On the 6th-8th of April, the MotoGP paddock will make its way to Argentina for the second round of the championship, held at Termas De Rio Hondo circuit.
On the face of it, the track doesn’t seem to be a very good fit for the MotoGP calendar. It is a 12-13 hour flight from most of the rider’s European bases, and then another 12 hour journey from the Buenos Aires airport, a journey of over 1100KM. It can be exhausting for the riders, and there are definitely lower spirits arriving at the track. However, once you walk through those gates, you encounter a hidden gem of a track, a 4.7KM strip of tarmac with elevation changes, challenging off-camber corners and at least four places to pass on a MotoGP bike.
There are seven right hand corners and five lefts, with two straights. Both of the corners leading onto the straights are fast, with a good exit essential to both if you have aspirations of winning this race. But all of the features of the Termas De Rio Hondo track culminate in the final sector. It has you spend a lot of time on the left side of the tyre, going downhill from turn 8 all the way to turn 13. Then you dive down into an off-camber, 180 degree right turn, a very tricky corner which will punish you, as Andrea Iannone found out at the end of the 2016 race, which then puts you into a left kink to strike for the finish line.
This year the riders also have an extra challenge thrown into the mix, with the circuit having been resurfaced for this year. The majority of the corners are very long, so the riders are on the tyre edge a lot, with rear grip of massive importance. With this new surface, we don’t yet know how the tyres will react. We have already seen tyres not agreeing with this circuit in 2016, after Redding’s Ducati had a rear blowout causing the rear tyres to be taken away and replaced. Will they be fine, or even worse, will we have another Phillip Island 2013 incident?

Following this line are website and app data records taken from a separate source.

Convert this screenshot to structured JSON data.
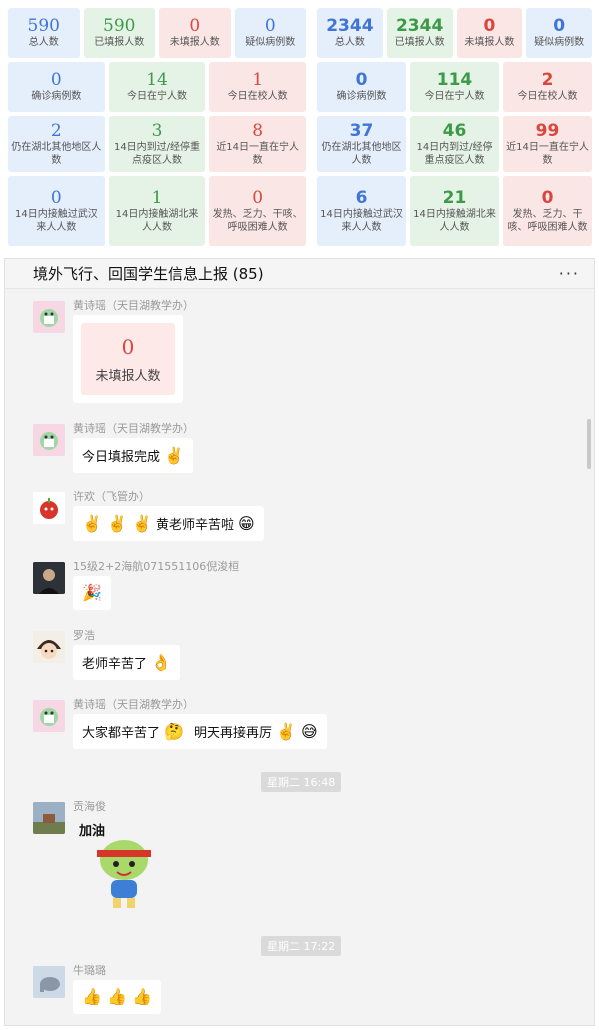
{
  "stats_left": {
    "rows": [
      [
        {
          "num": "590",
          "label": "总人数",
          "color": "blue"
        },
        {
          "num": "590",
          "label": "已填报人数",
          "color": "green"
        },
        {
          "num": "0",
          "label": "未填报人数",
          "color": "red"
        },
        {
          "num": "0",
          "label": "疑似病例数",
          "color": "blue"
        }
      ],
      [
        {
          "num": "0",
          "label": "确诊病例数",
          "color": "blue"
        },
        {
          "num": "14",
          "label": "今日在宁人数",
          "color": "green"
        },
        {
          "num": "1",
          "label": "今日在校人数",
          "color": "red"
        }
      ],
      [
        {
          "num": "2",
          "label": "仍在湖北其他地区人数",
          "color": "blue"
        },
        {
          "num": "3",
          "label": "14日内到过/经停重点疫区人数",
          "color": "green"
        },
        {
          "num": "8",
          "label": "近14日一直在宁人数",
          "color": "red"
        }
      ],
      [
        {
          "num": "0",
          "label": "14日内接触过武汉来人人数",
          "color": "blue"
        },
        {
          "num": "1",
          "label": "14日内接触湖北来人人数",
          "color": "green"
        },
        {
          "num": "0",
          "label": "发热、乏力、干咳、呼吸困难人数",
          "color": "red"
        }
      ]
    ]
  },
  "stats_right": {
    "rows": [
      [
        {
          "num": "2344",
          "label": "总人数",
          "color": "blue"
        },
        {
          "num": "2344",
          "label": "已填报人数",
          "color": "green"
        },
        {
          "num": "0",
          "label": "未填报人数",
          "color": "red"
        },
        {
          "num": "0",
          "label": "疑似病例数",
          "color": "blue"
        }
      ],
      [
        {
          "num": "0",
          "label": "确诊病例数",
          "color": "blue"
        },
        {
          "num": "114",
          "label": "今日在宁人数",
          "color": "green"
        },
        {
          "num": "2",
          "label": "今日在校人数",
          "color": "red"
        }
      ],
      [
        {
          "num": "37",
          "label": "仍在湖北其他地区人数",
          "color": "blue"
        },
        {
          "num": "46",
          "label": "14日内到过/经停重点疫区人数",
          "color": "green"
        },
        {
          "num": "99",
          "label": "近14日一直在宁人数",
          "color": "red"
        }
      ],
      [
        {
          "num": "6",
          "label": "14日内接触过武汉来人人数",
          "color": "blue"
        },
        {
          "num": "21",
          "label": "14日内接触湖北来人人数",
          "color": "green"
        },
        {
          "num": "0",
          "label": "发热、乏力、干咳、呼吸困难人数",
          "color": "red"
        }
      ]
    ]
  },
  "chat": {
    "title": "境外飞行、回国学生信息上报 (85)",
    "more_icon": "···",
    "messages": {
      "m1": {
        "sender": "黄诗瑶（天目湖教学办）",
        "card_num": "0",
        "card_label": "未填报人数"
      },
      "m2": {
        "sender": "黄诗瑶（天目湖教学办）",
        "text": "今日填报完成",
        "emoji": "✌️"
      },
      "m3": {
        "sender": "许欢（飞管办）",
        "emoji_prefix": "✌️ ✌️ ✌️",
        "text": "黄老师辛苦啦",
        "emoji": "😁"
      },
      "m4": {
        "sender": "15级2+2海航071551106倪浚桓",
        "emoji": "🎉"
      },
      "m5": {
        "sender": "罗浩",
        "text": "老师辛苦了",
        "emoji": "👌"
      },
      "m6": {
        "sender": "黄诗瑶（天目湖教学办）",
        "text": "大家都辛苦了",
        "emoji_mid": "🤔",
        "text2": "明天再接再厉",
        "emoji": "✌️ 😅"
      },
      "time1": "星期二 16:48",
      "m7": {
        "sender": "贡海俊",
        "sticker_text": "加油"
      },
      "time2": "星期二 17:22",
      "m8": {
        "sender": "牛璐璐",
        "emoji": "👍 👍 👍"
      }
    }
  }
}
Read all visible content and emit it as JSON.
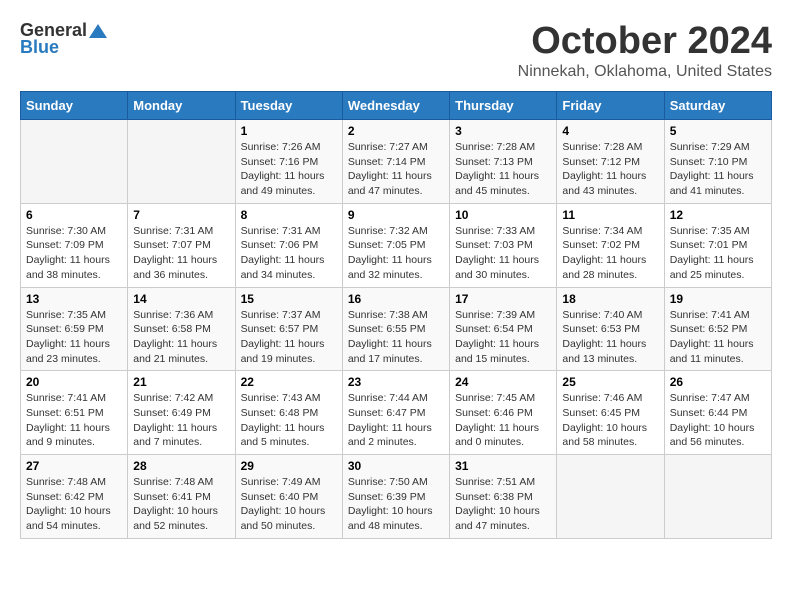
{
  "header": {
    "logo_general": "General",
    "logo_blue": "Blue",
    "month": "October 2024",
    "location": "Ninnekah, Oklahoma, United States"
  },
  "days_of_week": [
    "Sunday",
    "Monday",
    "Tuesday",
    "Wednesday",
    "Thursday",
    "Friday",
    "Saturday"
  ],
  "weeks": [
    [
      {
        "day": "",
        "info": ""
      },
      {
        "day": "",
        "info": ""
      },
      {
        "day": "1",
        "info": "Sunrise: 7:26 AM\nSunset: 7:16 PM\nDaylight: 11 hours and 49 minutes."
      },
      {
        "day": "2",
        "info": "Sunrise: 7:27 AM\nSunset: 7:14 PM\nDaylight: 11 hours and 47 minutes."
      },
      {
        "day": "3",
        "info": "Sunrise: 7:28 AM\nSunset: 7:13 PM\nDaylight: 11 hours and 45 minutes."
      },
      {
        "day": "4",
        "info": "Sunrise: 7:28 AM\nSunset: 7:12 PM\nDaylight: 11 hours and 43 minutes."
      },
      {
        "day": "5",
        "info": "Sunrise: 7:29 AM\nSunset: 7:10 PM\nDaylight: 11 hours and 41 minutes."
      }
    ],
    [
      {
        "day": "6",
        "info": "Sunrise: 7:30 AM\nSunset: 7:09 PM\nDaylight: 11 hours and 38 minutes."
      },
      {
        "day": "7",
        "info": "Sunrise: 7:31 AM\nSunset: 7:07 PM\nDaylight: 11 hours and 36 minutes."
      },
      {
        "day": "8",
        "info": "Sunrise: 7:31 AM\nSunset: 7:06 PM\nDaylight: 11 hours and 34 minutes."
      },
      {
        "day": "9",
        "info": "Sunrise: 7:32 AM\nSunset: 7:05 PM\nDaylight: 11 hours and 32 minutes."
      },
      {
        "day": "10",
        "info": "Sunrise: 7:33 AM\nSunset: 7:03 PM\nDaylight: 11 hours and 30 minutes."
      },
      {
        "day": "11",
        "info": "Sunrise: 7:34 AM\nSunset: 7:02 PM\nDaylight: 11 hours and 28 minutes."
      },
      {
        "day": "12",
        "info": "Sunrise: 7:35 AM\nSunset: 7:01 PM\nDaylight: 11 hours and 25 minutes."
      }
    ],
    [
      {
        "day": "13",
        "info": "Sunrise: 7:35 AM\nSunset: 6:59 PM\nDaylight: 11 hours and 23 minutes."
      },
      {
        "day": "14",
        "info": "Sunrise: 7:36 AM\nSunset: 6:58 PM\nDaylight: 11 hours and 21 minutes."
      },
      {
        "day": "15",
        "info": "Sunrise: 7:37 AM\nSunset: 6:57 PM\nDaylight: 11 hours and 19 minutes."
      },
      {
        "day": "16",
        "info": "Sunrise: 7:38 AM\nSunset: 6:55 PM\nDaylight: 11 hours and 17 minutes."
      },
      {
        "day": "17",
        "info": "Sunrise: 7:39 AM\nSunset: 6:54 PM\nDaylight: 11 hours and 15 minutes."
      },
      {
        "day": "18",
        "info": "Sunrise: 7:40 AM\nSunset: 6:53 PM\nDaylight: 11 hours and 13 minutes."
      },
      {
        "day": "19",
        "info": "Sunrise: 7:41 AM\nSunset: 6:52 PM\nDaylight: 11 hours and 11 minutes."
      }
    ],
    [
      {
        "day": "20",
        "info": "Sunrise: 7:41 AM\nSunset: 6:51 PM\nDaylight: 11 hours and 9 minutes."
      },
      {
        "day": "21",
        "info": "Sunrise: 7:42 AM\nSunset: 6:49 PM\nDaylight: 11 hours and 7 minutes."
      },
      {
        "day": "22",
        "info": "Sunrise: 7:43 AM\nSunset: 6:48 PM\nDaylight: 11 hours and 5 minutes."
      },
      {
        "day": "23",
        "info": "Sunrise: 7:44 AM\nSunset: 6:47 PM\nDaylight: 11 hours and 2 minutes."
      },
      {
        "day": "24",
        "info": "Sunrise: 7:45 AM\nSunset: 6:46 PM\nDaylight: 11 hours and 0 minutes."
      },
      {
        "day": "25",
        "info": "Sunrise: 7:46 AM\nSunset: 6:45 PM\nDaylight: 10 hours and 58 minutes."
      },
      {
        "day": "26",
        "info": "Sunrise: 7:47 AM\nSunset: 6:44 PM\nDaylight: 10 hours and 56 minutes."
      }
    ],
    [
      {
        "day": "27",
        "info": "Sunrise: 7:48 AM\nSunset: 6:42 PM\nDaylight: 10 hours and 54 minutes."
      },
      {
        "day": "28",
        "info": "Sunrise: 7:48 AM\nSunset: 6:41 PM\nDaylight: 10 hours and 52 minutes."
      },
      {
        "day": "29",
        "info": "Sunrise: 7:49 AM\nSunset: 6:40 PM\nDaylight: 10 hours and 50 minutes."
      },
      {
        "day": "30",
        "info": "Sunrise: 7:50 AM\nSunset: 6:39 PM\nDaylight: 10 hours and 48 minutes."
      },
      {
        "day": "31",
        "info": "Sunrise: 7:51 AM\nSunset: 6:38 PM\nDaylight: 10 hours and 47 minutes."
      },
      {
        "day": "",
        "info": ""
      },
      {
        "day": "",
        "info": ""
      }
    ]
  ]
}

In order to attempt to combat the expected abrasion of the circuit, Michelin have taken the very wise step of bringing in a wider range of tyres. It gets a little complicated, as the options will be this. On the front: Soft, medium, another medium, albeit with a slightly different compound, and hard. For the rear: Soft, medium, another medium, with a different casing, and hard. The hard tyre on the rear will be the only asymmetric tyre, which is harder on the right, that will be brought.
The pole position record is held by Marc Marquez from 2014, a 1.37.683 lap, which is also the absolute lap record.
The race lap record is held by Valentino Rossi from 2015, a 1.39.619 lap.
The top speed record is held by Hector Barbera in 2017, with a 334.4 KPH (211.7 MPH) top speed.
The rider with the most wins is Marc Marquez, with two.
The rider with the most Poles is Marc Marquez, with four.
You can find an onboard guide of the track here.